Trying to convince herself she was doing the right thing, she wrote: “Some mean people said it’s bleach and harmful for kids. But it’s helped so many!”
No. It. Hasn’t. At least these news stories reported correctly what all the nasty stuff these mothers of autistic children were inducing their children to excreted from their rectums: Mucus, colonic lining, and poop. They also show images of skin burns from MMS.
so where is all this MMS quackery originating from? I mentioned Jim Humble, who is the founder of the Genesis II Church.

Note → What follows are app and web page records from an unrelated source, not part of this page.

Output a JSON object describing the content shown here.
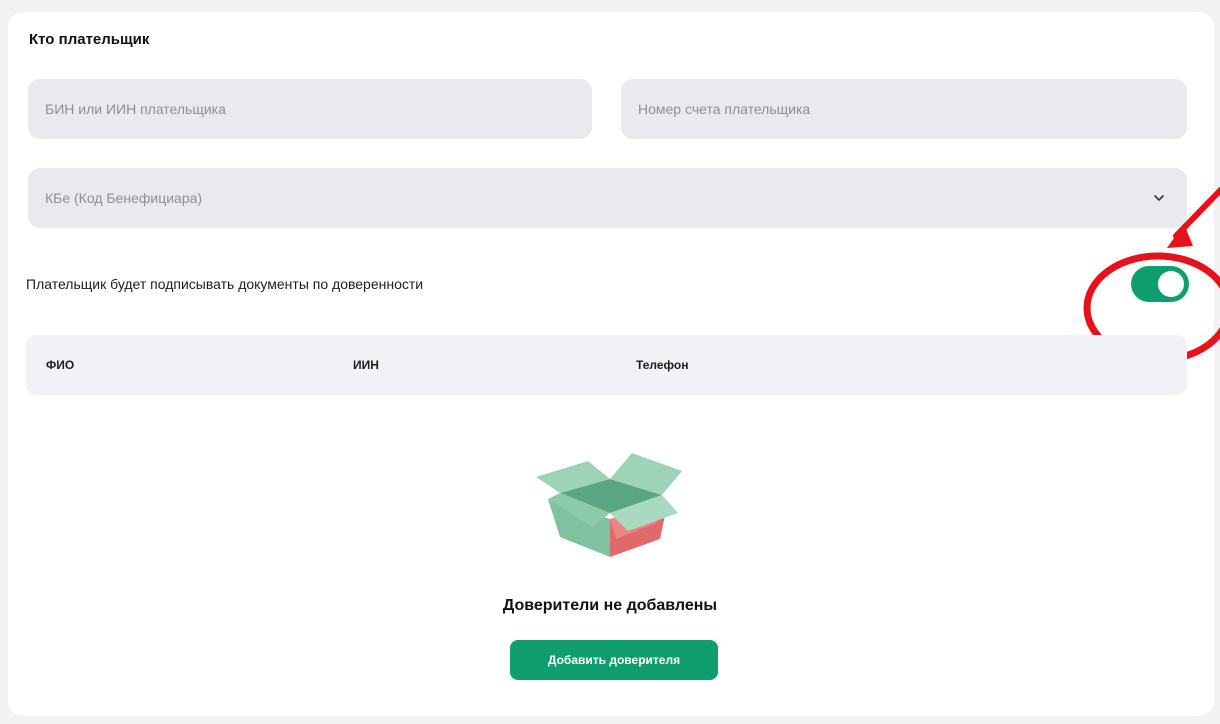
{
  "section": {
    "title": "Кто плательщик"
  },
  "fields": {
    "bin_placeholder": "БИН или ИИН плательщика",
    "account_placeholder": "Номер счета плательщика",
    "kbe_placeholder": "КБе (Код Бенефициара)"
  },
  "proxy_toggle": {
    "label": "Плательщик будет подписывать документы по доверенности",
    "on": true
  },
  "table": {
    "columns": [
      "ФИО",
      "ИИН",
      "Телефон"
    ]
  },
  "empty_state": {
    "message": "Доверители не добавлены",
    "button_label": "Добавить доверителя"
  },
  "colors": {
    "accent": "#0f9f6e",
    "annotation": "#e8101b",
    "field_bg": "#e9eaee"
  },
  "icons": {
    "kbe_dropdown": "chevron-down-icon",
    "empty": "open-box-icon"
  }
}
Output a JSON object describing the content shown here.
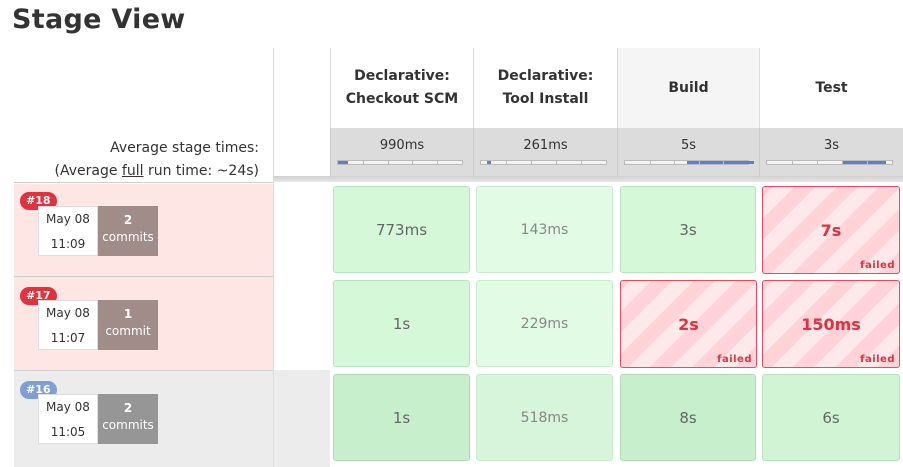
{
  "page": {
    "title": "Stage View"
  },
  "summary": {
    "avg_stage_times_label": "Average stage times:",
    "avg_run_prefix": "(Average ",
    "avg_run_full": "full",
    "avg_run_suffix": " run time: ~24s)"
  },
  "stages": [
    {
      "line1": "Declarative:",
      "line2": "Checkout SCM",
      "avg": "990ms",
      "avg_bar_fraction": 0.08
    },
    {
      "line1": "Declarative:",
      "line2": "Tool Install",
      "avg": "261ms",
      "avg_bar_fraction": 0.03
    },
    {
      "line1": "Build",
      "line2": "",
      "avg": "5s",
      "avg_bar_fraction": 0.55
    },
    {
      "line1": "Test",
      "line2": "",
      "avg": "3s",
      "avg_bar_fraction": 0.35
    }
  ],
  "builds": [
    {
      "number": "#18",
      "date": "May 08",
      "time": "11:09",
      "commits_count": "2",
      "commits_label": "commits",
      "status": "failed",
      "cells": [
        {
          "value": "773ms",
          "status": "success"
        },
        {
          "value": "143ms",
          "status": "success"
        },
        {
          "value": "3s",
          "status": "success"
        },
        {
          "value": "7s",
          "status": "failed",
          "tag": "failed"
        }
      ]
    },
    {
      "number": "#17",
      "date": "May 08",
      "time": "11:07",
      "commits_count": "1",
      "commits_label": "commit",
      "status": "failed",
      "cells": [
        {
          "value": "1s",
          "status": "success"
        },
        {
          "value": "229ms",
          "status": "success"
        },
        {
          "value": "2s",
          "status": "failed",
          "tag": "failed"
        },
        {
          "value": "150ms",
          "status": "failed",
          "tag": "failed"
        }
      ]
    },
    {
      "number": "#16",
      "date": "May 08",
      "time": "11:05",
      "commits_count": "2",
      "commits_label": "commits",
      "status": "success",
      "cells": [
        {
          "value": "1s",
          "status": "success"
        },
        {
          "value": "518ms",
          "status": "success"
        },
        {
          "value": "8s",
          "status": "success"
        },
        {
          "value": "6s",
          "status": "success"
        }
      ]
    }
  ],
  "colors": {
    "fail_red": "#e0333e",
    "success_green": "#d4f8d8",
    "bar_blue": "#5b7fd6"
  }
}
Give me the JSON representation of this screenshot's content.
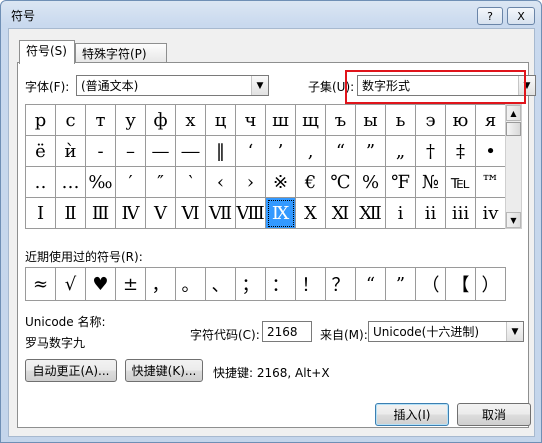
{
  "window": {
    "title": "符号",
    "help_label": "?",
    "close_label": "X"
  },
  "tabs": [
    {
      "label": "符号(S)"
    },
    {
      "label": "特殊字符(P)"
    }
  ],
  "font": {
    "label": "字体(F):",
    "value": "(普通文本)"
  },
  "subset": {
    "label": "子集(U):",
    "value": "数字形式"
  },
  "symbols": [
    [
      "р",
      "с",
      "т",
      "у",
      "ф",
      "х",
      "ц",
      "ч",
      "ш",
      "щ",
      "ъ",
      "ы",
      "ь",
      "э",
      "ю",
      "я"
    ],
    [
      "ё",
      "ѝ",
      "-",
      "–",
      "—",
      "―",
      "‖",
      "‘",
      "’",
      "‚",
      "“",
      "”",
      "„",
      "†",
      "‡",
      "•"
    ],
    [
      "‥",
      "…",
      "‰",
      "′",
      "″",
      "‵",
      "‹",
      "›",
      "※",
      "€",
      "℃",
      "%",
      "℉",
      "№",
      "℡",
      "™"
    ],
    [
      "Ⅰ",
      "Ⅱ",
      "Ⅲ",
      "Ⅳ",
      "Ⅴ",
      "Ⅵ",
      "Ⅶ",
      "Ⅷ",
      "Ⅸ",
      "Ⅹ",
      "Ⅺ",
      "Ⅻ",
      "ⅰ",
      "ⅱ",
      "ⅲ",
      "ⅳ"
    ]
  ],
  "selected_symbol": "Ⅸ",
  "recent": {
    "label": "近期使用过的符号(R):",
    "symbols": [
      "≈",
      "√",
      "♥",
      "±",
      "，",
      "。",
      "、",
      "；",
      "：",
      "！",
      "？",
      "“",
      "”",
      "（",
      "【",
      "）"
    ]
  },
  "unicode_name": {
    "label": "Unicode 名称:",
    "value": "罗马数字九"
  },
  "char_code": {
    "label": "字符代码(C):",
    "value": "2168"
  },
  "from": {
    "label": "来自(M):",
    "value": "Unicode(十六进制)"
  },
  "buttons": {
    "autocorrect": "自动更正(A)...",
    "shortcut_key": "快捷键(K)...",
    "shortcut_text": "快捷键: 2168, Alt+X",
    "insert": "插入(I)",
    "cancel": "取消"
  }
}
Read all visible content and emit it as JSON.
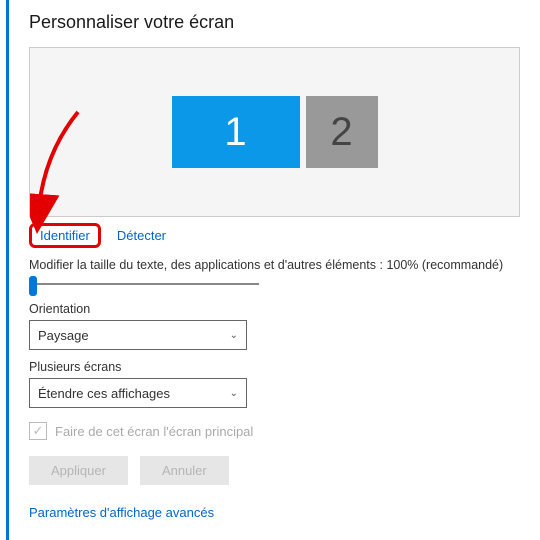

Yes, indeed, there’s religion in this quackery, and Genesis II touts it for autism, breast cancer, malaria, and many other diseases. Humble himself claims that he is from another galaxy. Not surprisingly, Humble’s “archbishop” Mark Grenon claimed immunity due to his being an archbishop and Genesis II being a church.
Actually, it’s more like a cult. In reality, it’s a bleach cult, as this Irish report shows, with its expose on quack Dr. Andreas Kalcker. Interestingly, a chemical analysis of MMS undertaken by the reporters doing this segment found that MMS was [email protected] sodium chlorite and 10% chlorine dioxide, both of which are toxic.
Elsewhere in Ireland:
An appeal by a Kildare man against his conviction for the manufacture and supply of an industrial bleach product as illegal medicine has been struck out after he failed to show up in court.
The Circuit Court in Naas struck out the appeal by Patrick Merlehan, who was convicted on 27 October 2016 at Naas District Court of the manufacture and supply of Miracle Mineral Solution, on the Irish market, and was fined a total of €4,000.
Merlehan was fined a total of €4,000 for the manufacture and supply of the unauthorised medicinal product.
Merlehan had offered an autism activist, Fiona O’Leary, MMS as a claimed cure for her child’s autism. Ms O’Leary gave evidence in the 2016 case.
Good going, Fiona!
I’ll end as I began. Jim Humble and Kerri Rivera are quacks of the vilest sort, selling ineffective and potentially dangerous bleach, all the while attacking their critics as vigorously as I mentioned about other quacks yesterday. They’ve also created what advocates call the “CD community” (for chlorine dioxide), where parents swap stories of their experiences with MMS. I keep asking this question: Will the autism “biomed” underground ever renounce using bleach to treat autism? The answer, sadly, appears to be no.